ExMod The experimental module development platform

From ExMod

ExMod is a platform that was designed to be experimental but easy to use and build on. The design allowed for a large space to add sensors and boards. As well as a 3 omniwheel design to give it good maneuverability but also allow for both simple and complex movement to be tested. The name can from EXperimental MODule.

 

 

 

1. Frame Construction

Frame Construction

 

This platform needed a lot of flexibility and room to add components such as sensors and breadboards. It needed to be stable and easy to use. I also wanted the ability to test complex motion controls. The omniwheel design allows for either simple forward motion with the third wheel used to steer or true omnidirectional motion.

 

From ExMod

The frame is constructed from PVC. I had some laying around but any material that is light and durable would work. Acrylic or wood are good options. There are 2 main pieces to the frame. They are identical pieces to allow them to be layered on top of each other. This creates a top surface to mount electronics to as well as an inside gap to mount the motors.

 

 

I chose a triangular design to allow for the three wheel design. Using a jig saw I cut the frame out and then spend several days trying to figure out a way to mount the wheels. I did find an interesting thing to note. A piece of U channel from Lowe's just fits over the end of a standard servo. So after drilling holes in the channel and sandwiching it between my frame pieces I was able to wedge my servos into the channel. After tightening the bolts down the servos are held secure enough to not come out but loose enough to allow for minor adjustment if needed.

 

From ExMod
From ExMod
From ExMod

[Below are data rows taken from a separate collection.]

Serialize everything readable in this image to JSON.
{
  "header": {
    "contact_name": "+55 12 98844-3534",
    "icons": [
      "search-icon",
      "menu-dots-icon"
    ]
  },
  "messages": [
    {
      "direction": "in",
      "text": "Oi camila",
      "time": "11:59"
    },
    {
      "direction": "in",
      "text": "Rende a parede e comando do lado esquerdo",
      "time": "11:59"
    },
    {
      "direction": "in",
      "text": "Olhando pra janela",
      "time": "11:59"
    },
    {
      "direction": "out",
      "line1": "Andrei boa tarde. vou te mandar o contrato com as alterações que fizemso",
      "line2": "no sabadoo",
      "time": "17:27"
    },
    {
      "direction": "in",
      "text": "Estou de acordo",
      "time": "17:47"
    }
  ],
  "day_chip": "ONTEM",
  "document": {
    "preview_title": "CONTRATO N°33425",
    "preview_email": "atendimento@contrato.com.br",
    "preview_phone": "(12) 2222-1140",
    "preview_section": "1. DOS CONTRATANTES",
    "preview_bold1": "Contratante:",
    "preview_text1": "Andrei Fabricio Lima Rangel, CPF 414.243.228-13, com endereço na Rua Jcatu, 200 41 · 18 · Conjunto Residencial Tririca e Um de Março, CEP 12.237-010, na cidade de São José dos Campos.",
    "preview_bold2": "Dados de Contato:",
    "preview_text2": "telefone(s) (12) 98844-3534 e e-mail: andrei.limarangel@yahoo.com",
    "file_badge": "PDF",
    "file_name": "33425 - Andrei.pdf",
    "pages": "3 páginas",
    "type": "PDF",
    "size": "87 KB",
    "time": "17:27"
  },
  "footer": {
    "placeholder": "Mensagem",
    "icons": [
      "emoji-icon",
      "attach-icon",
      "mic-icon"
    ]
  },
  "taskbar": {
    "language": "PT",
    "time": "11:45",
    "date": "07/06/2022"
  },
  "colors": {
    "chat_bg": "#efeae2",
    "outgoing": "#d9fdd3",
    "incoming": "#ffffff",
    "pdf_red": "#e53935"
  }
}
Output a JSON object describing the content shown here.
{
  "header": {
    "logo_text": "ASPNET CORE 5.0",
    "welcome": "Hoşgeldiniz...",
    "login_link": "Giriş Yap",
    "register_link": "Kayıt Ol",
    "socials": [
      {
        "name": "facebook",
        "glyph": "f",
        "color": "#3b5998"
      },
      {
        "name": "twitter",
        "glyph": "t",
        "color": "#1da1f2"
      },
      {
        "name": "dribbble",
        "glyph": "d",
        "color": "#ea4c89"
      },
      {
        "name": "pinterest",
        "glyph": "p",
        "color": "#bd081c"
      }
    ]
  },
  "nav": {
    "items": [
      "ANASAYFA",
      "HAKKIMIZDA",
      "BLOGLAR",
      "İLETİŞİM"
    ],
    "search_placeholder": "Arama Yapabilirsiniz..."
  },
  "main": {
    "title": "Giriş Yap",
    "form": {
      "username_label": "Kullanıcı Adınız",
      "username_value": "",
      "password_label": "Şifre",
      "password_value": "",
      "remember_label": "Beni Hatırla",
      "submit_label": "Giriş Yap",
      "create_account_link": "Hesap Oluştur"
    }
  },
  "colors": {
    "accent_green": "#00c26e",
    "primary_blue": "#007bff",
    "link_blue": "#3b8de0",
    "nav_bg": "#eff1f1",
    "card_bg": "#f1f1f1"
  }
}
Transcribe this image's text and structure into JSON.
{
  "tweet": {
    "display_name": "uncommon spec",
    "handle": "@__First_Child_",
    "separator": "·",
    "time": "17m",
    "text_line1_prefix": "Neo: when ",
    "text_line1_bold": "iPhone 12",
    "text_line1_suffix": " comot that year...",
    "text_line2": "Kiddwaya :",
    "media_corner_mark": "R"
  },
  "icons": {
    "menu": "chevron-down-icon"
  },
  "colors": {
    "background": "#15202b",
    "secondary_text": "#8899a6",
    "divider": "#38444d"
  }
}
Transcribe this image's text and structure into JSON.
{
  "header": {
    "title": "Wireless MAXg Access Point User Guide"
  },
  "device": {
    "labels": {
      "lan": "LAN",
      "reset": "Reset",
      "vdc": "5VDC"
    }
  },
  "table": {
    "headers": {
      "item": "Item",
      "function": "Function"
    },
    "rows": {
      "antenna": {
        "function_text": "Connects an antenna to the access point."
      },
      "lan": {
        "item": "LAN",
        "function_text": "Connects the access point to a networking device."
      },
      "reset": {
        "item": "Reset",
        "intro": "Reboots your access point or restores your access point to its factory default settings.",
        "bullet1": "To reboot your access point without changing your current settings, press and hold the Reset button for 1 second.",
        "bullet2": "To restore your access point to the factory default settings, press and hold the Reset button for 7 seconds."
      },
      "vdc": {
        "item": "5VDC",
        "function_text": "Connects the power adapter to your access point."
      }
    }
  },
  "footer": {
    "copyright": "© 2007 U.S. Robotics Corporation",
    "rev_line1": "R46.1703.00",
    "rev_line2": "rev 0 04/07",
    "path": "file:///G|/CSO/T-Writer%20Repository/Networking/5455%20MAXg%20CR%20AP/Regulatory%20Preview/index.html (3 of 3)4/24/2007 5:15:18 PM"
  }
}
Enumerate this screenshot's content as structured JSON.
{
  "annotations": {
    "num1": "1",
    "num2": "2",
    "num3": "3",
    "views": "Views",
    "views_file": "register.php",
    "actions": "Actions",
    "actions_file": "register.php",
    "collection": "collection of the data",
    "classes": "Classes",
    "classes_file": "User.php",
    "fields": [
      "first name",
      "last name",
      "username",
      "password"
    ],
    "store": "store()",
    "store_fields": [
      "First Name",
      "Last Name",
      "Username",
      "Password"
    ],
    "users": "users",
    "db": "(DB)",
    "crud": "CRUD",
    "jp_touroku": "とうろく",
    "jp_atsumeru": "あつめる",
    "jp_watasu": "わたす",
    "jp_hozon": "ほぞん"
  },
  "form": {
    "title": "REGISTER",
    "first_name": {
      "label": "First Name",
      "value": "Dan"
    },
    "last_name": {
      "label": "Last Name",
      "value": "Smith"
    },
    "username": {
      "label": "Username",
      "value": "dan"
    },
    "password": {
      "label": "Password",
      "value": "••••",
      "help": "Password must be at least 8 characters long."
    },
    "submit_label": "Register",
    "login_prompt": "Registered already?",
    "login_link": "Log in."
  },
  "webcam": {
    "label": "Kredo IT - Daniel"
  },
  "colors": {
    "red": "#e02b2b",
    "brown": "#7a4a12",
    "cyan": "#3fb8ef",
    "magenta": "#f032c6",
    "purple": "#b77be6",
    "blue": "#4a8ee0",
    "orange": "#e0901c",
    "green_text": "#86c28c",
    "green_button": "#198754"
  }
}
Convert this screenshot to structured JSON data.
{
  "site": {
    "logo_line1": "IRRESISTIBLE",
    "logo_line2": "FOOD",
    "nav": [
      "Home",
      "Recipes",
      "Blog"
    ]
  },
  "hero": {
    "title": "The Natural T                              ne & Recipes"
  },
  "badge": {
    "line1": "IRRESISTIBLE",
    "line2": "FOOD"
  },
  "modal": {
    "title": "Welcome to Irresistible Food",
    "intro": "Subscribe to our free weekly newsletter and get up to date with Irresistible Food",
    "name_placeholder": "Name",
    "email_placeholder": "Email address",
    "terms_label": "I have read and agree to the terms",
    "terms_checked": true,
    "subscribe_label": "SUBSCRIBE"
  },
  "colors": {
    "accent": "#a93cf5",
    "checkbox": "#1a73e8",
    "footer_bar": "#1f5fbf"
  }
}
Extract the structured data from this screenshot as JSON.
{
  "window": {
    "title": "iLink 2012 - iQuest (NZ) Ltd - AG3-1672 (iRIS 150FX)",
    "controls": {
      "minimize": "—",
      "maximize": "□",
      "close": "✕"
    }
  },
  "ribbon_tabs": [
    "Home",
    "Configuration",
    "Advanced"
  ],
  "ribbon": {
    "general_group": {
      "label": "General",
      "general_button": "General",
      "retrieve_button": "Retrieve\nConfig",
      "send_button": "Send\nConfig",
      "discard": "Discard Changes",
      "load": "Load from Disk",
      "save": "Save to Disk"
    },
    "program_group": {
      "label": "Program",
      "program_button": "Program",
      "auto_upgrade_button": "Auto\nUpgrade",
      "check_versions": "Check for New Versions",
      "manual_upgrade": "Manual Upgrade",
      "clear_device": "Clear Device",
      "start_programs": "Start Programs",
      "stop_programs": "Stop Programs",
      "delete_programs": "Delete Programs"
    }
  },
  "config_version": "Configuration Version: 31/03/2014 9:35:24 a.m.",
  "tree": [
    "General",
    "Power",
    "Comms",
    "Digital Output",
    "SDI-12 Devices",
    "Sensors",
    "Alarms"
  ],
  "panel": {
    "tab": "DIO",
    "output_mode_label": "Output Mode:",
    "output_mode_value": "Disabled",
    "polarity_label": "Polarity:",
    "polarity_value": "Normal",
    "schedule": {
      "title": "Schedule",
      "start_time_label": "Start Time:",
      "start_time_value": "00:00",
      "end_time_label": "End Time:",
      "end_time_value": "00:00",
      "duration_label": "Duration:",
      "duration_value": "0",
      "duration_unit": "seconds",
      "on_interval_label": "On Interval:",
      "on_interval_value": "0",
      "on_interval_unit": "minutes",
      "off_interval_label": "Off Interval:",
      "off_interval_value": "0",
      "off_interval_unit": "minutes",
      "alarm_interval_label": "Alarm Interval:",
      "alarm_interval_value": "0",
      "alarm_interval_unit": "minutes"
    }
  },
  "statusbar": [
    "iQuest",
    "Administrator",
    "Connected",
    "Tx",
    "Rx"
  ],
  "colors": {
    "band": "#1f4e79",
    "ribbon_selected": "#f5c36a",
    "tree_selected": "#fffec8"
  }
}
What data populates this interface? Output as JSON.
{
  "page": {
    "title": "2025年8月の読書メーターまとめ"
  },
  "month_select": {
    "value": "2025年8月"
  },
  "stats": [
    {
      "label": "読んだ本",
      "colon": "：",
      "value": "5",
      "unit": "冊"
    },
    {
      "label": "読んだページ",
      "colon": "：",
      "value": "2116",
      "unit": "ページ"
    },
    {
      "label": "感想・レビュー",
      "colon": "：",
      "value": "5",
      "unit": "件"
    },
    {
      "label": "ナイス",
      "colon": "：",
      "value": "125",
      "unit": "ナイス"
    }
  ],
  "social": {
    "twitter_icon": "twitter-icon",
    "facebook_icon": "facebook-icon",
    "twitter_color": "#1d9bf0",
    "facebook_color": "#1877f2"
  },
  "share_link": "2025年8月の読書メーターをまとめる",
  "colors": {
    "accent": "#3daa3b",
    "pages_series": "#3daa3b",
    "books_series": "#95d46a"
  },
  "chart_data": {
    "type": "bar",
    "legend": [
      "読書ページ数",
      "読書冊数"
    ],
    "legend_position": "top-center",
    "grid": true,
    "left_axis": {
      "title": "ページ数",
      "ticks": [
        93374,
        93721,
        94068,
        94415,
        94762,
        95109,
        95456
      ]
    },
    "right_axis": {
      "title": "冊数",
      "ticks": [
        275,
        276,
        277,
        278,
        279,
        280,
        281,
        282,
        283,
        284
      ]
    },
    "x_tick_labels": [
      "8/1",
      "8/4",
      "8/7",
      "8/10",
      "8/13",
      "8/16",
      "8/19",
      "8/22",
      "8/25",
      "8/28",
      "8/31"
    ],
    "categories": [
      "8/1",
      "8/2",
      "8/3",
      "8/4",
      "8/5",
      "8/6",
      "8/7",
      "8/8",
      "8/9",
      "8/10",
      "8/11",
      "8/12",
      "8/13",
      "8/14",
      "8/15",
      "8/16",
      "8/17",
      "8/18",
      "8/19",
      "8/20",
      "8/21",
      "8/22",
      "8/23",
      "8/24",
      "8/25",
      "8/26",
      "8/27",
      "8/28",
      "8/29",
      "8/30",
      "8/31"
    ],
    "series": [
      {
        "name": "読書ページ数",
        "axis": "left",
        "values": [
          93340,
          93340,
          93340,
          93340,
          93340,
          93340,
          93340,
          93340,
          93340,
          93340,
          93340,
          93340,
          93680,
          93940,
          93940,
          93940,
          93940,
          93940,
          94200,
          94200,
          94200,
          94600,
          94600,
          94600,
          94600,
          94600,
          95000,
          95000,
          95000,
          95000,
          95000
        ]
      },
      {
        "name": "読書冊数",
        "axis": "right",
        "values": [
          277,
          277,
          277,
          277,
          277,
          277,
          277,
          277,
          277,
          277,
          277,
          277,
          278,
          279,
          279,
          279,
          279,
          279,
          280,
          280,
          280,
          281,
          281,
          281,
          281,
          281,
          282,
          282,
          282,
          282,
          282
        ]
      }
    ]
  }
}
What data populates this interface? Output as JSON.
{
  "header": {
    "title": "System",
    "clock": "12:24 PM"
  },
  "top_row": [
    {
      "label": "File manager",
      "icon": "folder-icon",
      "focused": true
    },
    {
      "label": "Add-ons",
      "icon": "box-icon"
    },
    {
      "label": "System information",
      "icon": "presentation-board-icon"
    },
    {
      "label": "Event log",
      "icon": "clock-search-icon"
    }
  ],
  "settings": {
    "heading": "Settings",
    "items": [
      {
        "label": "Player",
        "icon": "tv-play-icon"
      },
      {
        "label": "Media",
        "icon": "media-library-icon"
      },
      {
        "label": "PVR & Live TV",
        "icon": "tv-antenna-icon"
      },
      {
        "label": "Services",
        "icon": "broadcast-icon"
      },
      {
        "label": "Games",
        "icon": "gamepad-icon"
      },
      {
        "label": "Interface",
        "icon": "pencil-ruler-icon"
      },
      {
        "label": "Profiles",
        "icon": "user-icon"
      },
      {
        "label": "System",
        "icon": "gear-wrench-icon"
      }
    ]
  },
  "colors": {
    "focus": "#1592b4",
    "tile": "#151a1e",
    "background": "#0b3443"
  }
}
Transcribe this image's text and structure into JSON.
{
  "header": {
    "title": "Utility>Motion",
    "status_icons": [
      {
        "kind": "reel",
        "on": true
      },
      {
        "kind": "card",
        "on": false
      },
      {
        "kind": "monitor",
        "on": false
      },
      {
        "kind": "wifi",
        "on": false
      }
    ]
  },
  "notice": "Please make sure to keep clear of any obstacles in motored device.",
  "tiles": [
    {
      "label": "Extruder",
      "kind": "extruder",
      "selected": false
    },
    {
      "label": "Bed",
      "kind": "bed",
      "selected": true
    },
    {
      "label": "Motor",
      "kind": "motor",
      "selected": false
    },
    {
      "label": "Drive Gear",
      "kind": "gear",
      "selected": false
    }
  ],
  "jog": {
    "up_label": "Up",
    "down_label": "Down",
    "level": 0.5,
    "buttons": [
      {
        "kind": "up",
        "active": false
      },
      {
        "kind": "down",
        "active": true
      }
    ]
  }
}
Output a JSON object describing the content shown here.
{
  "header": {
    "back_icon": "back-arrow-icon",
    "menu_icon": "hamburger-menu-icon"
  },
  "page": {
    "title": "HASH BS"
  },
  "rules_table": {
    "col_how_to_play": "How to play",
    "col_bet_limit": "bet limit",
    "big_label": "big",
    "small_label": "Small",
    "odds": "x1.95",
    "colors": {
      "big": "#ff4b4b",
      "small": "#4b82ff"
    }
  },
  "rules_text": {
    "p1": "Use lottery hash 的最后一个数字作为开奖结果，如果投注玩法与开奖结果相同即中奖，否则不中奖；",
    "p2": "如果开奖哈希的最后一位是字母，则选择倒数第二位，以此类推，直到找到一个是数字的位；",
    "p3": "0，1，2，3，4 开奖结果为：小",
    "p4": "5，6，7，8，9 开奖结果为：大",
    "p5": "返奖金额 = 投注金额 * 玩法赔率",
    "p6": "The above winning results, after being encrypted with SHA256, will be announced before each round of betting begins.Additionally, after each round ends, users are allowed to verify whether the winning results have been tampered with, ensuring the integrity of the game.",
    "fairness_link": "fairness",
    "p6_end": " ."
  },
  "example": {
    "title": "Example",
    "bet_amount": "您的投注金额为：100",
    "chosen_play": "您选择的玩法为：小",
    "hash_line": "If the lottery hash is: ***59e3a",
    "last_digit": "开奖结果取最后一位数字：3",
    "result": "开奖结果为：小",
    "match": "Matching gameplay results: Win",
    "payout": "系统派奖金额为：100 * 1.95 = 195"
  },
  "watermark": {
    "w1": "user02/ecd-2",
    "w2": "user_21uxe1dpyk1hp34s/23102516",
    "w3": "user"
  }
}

A later addition to the frame that came in handy was a battery holder cutout. It secured my batteries and didn't look so bad. I simply cut the top layer of the frame and slid the holder into the slot. To add electronics to the frame you simple drill holes where needed and add spacers if you want. The frame is non-conductive so spacers are not necessary.

From ExMod
From ExMod

2. Wheel Mounting

Wheel and Sensor Mounting

 

The frame is designed to be experimental. Nothing is permanent and can be moved where needed. The wheels are about the only important part that cannot be moved. As I mentioned earlier I mounted the servos in Aluminum U channel. However servos don't get you very far without wheels. I found a tutorial on mounting the omniwheels to the servos here: http://www.acroname.com/robotics/info/ideas/omnimod/omni_mod.html

 

However I didn't like the design so I modified it slightly. I didn't use the finishing washer. I just used a standard locking washer. Also I tried the nylon bolts but found them lacking in stability and strength so I upgraded them to steel bolts. These work great and have not failed me yet.

 

From ExMod

This small metal connector can be found at your local hardware store. Its called a T-nut. They work great. I bought this one at Lowes.

From ExMod

A big issue was finding a round servo horn. I finally had to break down and buy a bag of miscellaneous servo horns from two different hobby stores in two different states. Hobbytown USA sells them but I couldn't find them for much cheaper individually online. This way I have a few extra horn types for other projects.

 

The small metal peice is called a T-nut. They can be found at hardware stores. I purchased these ones at Lowes. They work great.

From ExMod
From ExMod
From ExMod
From ExMod

The servo horn screw didn't fit through the T-nut so I had to put it under the T-nut and bolt that down before I screwed it into the servo. A bit of a pain but the added benefit that you can't loose the screws. That was the hard part the rest is done by threading the other T-nut onto the bolt and screwing the bolt into the servo horn's nut. Don't forget the lock washer to keep things tight. Remember the idea is not to tighten it down as tight as possible but to secure the omniwheel to the servo. Watch you don't get over excited and damage your wheels.

 

3. Adding Electronics

Now on to sensors. Currently I have only mounted a single EZ1 Sonar sensor to the platform. I used some erector set parts and a bit of left over pvc to create the bracket. This provides a stable platform and it can be moved where ever needed by adding some holes to the top frame. Additional sensors can be added where needed. The frame is meant to be flexible and reusable.

From ExMod

 

The other major electronics part that needs to be mounted is the Axon and any OSCAR modules needed to complete the design.

This is a simple process of drilling some holes and inserting spacers if desired. I connected power and in moments I was programming

the Axon. As future modules are design for the OSCAR system additional mounting points can be added as needed.

 

From ExMod
From ExMod

Now you have a simple and easy to use base to design and build any type of robot you want. This frame will assist me in creating new modules for use by the community.

 

As a side note if you liked this tutorial please vote for it in the contest this year.